  1. The tenant must take reasonable care of the property, keep it clean, and carry out basic maintenance tasks such as changing light bulbs and unblocking sinks.
  1. The tenant must not cause any damage to the property beyond fair wear and tear. 
  1. The landlord must provide a valid reason for wanting to evict the tenant. They cannot evict the tenant simply because they want to sell the property or move in themselves.

What Information and Documents Must the Tenant Receive?

The landlord has to give a copy of the agreement to the tenant, which includes all of the details regarding the tenancy. 

The tenant should also receive a copy of the EPC (Energy Performance Certificate) for the property. This document shows how energy efficient the property is, and what measures can be taken to make it more energy-efficient.

Finally, the landlord is required to send the tenant a written notice of any changes they want to initiate that can affect the tenancy contract. 

Tenancy Agreement Changes

Both tenants and landlords are required to follow proper procedures to make changes to the tenancy contract. 

If you need to make changes to the agreement, you’ll need to follow the proper procedures, you’ll first need to give written notice of the proposed changes. The notice must be served at least 30 days before the change is set to take effect.

Once you’ve served notice, you’ll need to wait for the other party to respond. If they agree, you can proceed with making the changes. If they don’t, you’ll need to negotiate with them until you reach an agreement.

If you still can’t agree, you can go through mediation or arbitration. Ultimately, you can take the other party to court. 

Ending a Tenancy Agreement

Depending on the type of tenancy agreement you have, there are different steps you need to take to ensure you don’t incur any penalties or fees. 

It’s always best to check the local law to see when you’re required to give a termination notice and go through your tenancy contract before giving notice, as you may have agreed to different requirements and procedures. 

Once you’ve given notice, your landlord will need to agree to end the tenancy. They can only refuse to do so in certain circumstances, such as if you have rent arrears or have caused damage to the property. 

If your landlord does refuse to end the tenancy, you can apply to a court for a “notice to quit.”

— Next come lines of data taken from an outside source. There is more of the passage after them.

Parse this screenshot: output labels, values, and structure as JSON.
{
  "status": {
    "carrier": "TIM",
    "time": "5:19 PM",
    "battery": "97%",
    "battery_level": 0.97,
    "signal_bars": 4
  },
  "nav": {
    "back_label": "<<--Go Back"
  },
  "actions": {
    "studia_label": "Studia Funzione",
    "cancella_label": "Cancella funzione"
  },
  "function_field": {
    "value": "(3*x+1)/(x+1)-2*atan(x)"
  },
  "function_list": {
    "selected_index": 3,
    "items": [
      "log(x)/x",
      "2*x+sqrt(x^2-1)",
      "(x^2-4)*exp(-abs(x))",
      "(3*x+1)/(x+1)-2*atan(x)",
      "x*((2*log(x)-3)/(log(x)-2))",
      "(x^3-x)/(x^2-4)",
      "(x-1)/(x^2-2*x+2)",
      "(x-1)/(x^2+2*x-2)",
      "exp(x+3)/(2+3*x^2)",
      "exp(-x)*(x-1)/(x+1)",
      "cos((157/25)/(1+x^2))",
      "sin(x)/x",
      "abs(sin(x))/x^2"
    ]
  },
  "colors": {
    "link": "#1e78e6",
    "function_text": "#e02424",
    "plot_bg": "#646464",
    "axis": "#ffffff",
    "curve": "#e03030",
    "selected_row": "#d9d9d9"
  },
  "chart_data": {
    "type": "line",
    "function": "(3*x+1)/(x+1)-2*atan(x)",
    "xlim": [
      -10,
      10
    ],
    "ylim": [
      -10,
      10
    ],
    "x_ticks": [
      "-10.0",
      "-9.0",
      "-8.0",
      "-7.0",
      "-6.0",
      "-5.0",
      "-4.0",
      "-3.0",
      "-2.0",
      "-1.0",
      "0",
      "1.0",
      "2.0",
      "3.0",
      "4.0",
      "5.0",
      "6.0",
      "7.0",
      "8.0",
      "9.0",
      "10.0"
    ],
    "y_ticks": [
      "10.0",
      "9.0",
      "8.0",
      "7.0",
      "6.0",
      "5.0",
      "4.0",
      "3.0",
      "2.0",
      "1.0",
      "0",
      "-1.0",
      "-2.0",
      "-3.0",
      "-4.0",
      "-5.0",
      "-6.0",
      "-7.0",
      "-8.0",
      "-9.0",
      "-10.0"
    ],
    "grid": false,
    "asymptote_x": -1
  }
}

Bottom Line

Do all tenants need to be on the tenancy agreement? Most landlords require that everyone who lives in the property is named on the agreement, including if they’re underaged.

Frequently Asked Questions And Their Answers

Can my daughter go on my tenancy agreement?

Regardless of family relations, anyone can be added to an agreement, which would mean that they’re a co-tenant and are equally responsible for the rent and any damages to the property unless they are underaged.

Can only one person be on a tenancy agreement?

No, unless the landlord agrees to a different arrangement. Every person who lives in the property should be on the agreement. 

Do I have to tell my landlord if someone moves in with me in the UK?

Most landlords require tenants to inform them if someone else moves into the property. This doesn’t necessarily breach the agreement between the parties and the landlord may want to add the other person to the contract.

My name is Marija, and I'm a financial writer at DontDisappointMe. Although finance might not be everyone's cup of tea, my 10+ years of working in one of the biggest banks in my country, and my interest in extensive research on everything finance/investment-related, have made me somewhat of an expert in the field (if I do say so myself). No longer having the passion to work in a corporate setting, I decided that I couldn't let all of this knowledge go to waste so I started writing. And, here I am! Today I try to share my knowledge with my audience in the hopes of making this topic as simple and interesting as possible. In my leisure time, I like spending time with my family and travelling to new locations.